Records from a data source
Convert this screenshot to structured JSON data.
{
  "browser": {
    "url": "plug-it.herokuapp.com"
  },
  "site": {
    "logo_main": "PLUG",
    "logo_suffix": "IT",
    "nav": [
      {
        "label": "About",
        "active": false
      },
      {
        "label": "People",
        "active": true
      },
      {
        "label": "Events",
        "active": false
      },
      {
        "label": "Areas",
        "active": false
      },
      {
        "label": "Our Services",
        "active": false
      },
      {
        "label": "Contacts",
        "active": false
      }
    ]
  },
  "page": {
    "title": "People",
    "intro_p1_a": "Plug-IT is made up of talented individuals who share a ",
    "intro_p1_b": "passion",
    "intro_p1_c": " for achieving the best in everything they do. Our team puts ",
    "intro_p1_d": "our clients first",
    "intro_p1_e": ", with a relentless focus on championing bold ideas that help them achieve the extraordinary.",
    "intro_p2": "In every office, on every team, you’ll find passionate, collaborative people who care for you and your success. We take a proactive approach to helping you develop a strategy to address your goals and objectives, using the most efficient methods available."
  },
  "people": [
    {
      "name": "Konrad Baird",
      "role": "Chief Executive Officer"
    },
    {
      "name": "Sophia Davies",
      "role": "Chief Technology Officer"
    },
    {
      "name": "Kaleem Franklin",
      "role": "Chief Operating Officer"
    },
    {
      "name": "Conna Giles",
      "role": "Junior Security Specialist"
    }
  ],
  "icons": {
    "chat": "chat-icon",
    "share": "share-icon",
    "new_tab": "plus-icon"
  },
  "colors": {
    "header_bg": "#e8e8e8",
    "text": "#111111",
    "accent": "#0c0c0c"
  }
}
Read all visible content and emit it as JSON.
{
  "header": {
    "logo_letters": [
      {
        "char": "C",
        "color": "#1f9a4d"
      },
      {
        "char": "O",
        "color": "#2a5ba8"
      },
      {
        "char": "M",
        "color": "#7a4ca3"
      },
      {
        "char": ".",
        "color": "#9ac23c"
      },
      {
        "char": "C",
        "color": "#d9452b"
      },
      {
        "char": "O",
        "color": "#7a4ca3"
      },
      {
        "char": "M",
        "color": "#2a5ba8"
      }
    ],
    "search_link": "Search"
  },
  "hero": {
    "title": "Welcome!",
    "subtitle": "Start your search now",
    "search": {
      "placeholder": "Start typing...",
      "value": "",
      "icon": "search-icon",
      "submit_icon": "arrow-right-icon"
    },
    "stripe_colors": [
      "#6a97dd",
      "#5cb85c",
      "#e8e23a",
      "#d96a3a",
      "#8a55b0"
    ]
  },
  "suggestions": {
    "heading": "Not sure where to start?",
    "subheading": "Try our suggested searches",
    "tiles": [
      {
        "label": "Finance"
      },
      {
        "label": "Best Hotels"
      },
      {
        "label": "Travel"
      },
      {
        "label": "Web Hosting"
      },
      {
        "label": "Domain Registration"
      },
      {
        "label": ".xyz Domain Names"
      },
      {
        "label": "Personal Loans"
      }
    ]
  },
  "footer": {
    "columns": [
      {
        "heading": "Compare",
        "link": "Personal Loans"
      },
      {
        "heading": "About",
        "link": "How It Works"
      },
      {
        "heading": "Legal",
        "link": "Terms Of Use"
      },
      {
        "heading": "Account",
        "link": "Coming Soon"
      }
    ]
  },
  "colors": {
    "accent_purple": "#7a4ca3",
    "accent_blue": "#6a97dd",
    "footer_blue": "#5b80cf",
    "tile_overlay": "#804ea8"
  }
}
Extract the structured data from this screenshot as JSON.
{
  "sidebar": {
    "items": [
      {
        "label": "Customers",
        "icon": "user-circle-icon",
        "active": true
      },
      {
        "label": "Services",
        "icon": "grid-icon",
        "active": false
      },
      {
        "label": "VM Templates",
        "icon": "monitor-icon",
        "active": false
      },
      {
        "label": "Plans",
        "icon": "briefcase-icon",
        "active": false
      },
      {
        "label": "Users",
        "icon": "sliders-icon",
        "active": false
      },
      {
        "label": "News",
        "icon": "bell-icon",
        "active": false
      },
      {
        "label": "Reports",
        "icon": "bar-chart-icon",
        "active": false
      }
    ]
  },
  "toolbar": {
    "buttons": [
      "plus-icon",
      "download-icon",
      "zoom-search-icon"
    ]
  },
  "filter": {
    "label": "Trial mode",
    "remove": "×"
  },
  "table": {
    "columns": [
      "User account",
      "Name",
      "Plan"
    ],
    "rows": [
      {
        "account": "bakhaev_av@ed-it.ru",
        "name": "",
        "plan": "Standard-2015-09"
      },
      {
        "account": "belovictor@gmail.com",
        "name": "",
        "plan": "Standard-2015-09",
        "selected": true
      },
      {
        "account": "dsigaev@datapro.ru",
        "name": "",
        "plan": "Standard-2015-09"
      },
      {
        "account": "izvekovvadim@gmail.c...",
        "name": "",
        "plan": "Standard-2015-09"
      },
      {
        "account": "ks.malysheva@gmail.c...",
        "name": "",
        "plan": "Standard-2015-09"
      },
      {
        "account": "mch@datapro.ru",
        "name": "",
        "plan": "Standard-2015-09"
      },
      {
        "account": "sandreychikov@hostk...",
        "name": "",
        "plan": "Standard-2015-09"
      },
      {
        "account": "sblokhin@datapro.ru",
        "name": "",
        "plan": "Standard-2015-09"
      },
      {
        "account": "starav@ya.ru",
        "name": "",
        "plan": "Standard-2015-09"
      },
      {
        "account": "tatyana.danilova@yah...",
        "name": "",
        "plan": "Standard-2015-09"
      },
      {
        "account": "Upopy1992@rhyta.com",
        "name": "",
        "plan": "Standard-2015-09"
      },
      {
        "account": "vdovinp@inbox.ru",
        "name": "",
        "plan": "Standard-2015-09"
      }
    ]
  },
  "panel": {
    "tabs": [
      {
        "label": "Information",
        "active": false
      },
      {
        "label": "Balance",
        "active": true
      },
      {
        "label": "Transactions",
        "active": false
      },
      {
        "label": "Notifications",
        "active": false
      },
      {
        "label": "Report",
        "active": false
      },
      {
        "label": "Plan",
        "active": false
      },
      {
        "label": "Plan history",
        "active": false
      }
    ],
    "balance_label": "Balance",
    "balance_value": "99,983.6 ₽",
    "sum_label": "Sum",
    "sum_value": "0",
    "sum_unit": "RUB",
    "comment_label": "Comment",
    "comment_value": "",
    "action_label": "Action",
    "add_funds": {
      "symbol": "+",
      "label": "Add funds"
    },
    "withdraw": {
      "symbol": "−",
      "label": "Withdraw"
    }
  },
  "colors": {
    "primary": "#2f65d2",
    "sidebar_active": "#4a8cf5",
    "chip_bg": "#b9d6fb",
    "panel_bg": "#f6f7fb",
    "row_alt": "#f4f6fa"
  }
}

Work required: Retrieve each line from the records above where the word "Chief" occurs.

Written response:
      "role": "Chief Executive Officer"
      "role": "Chief Technology Officer"
      "role": "Chief Operating Officer"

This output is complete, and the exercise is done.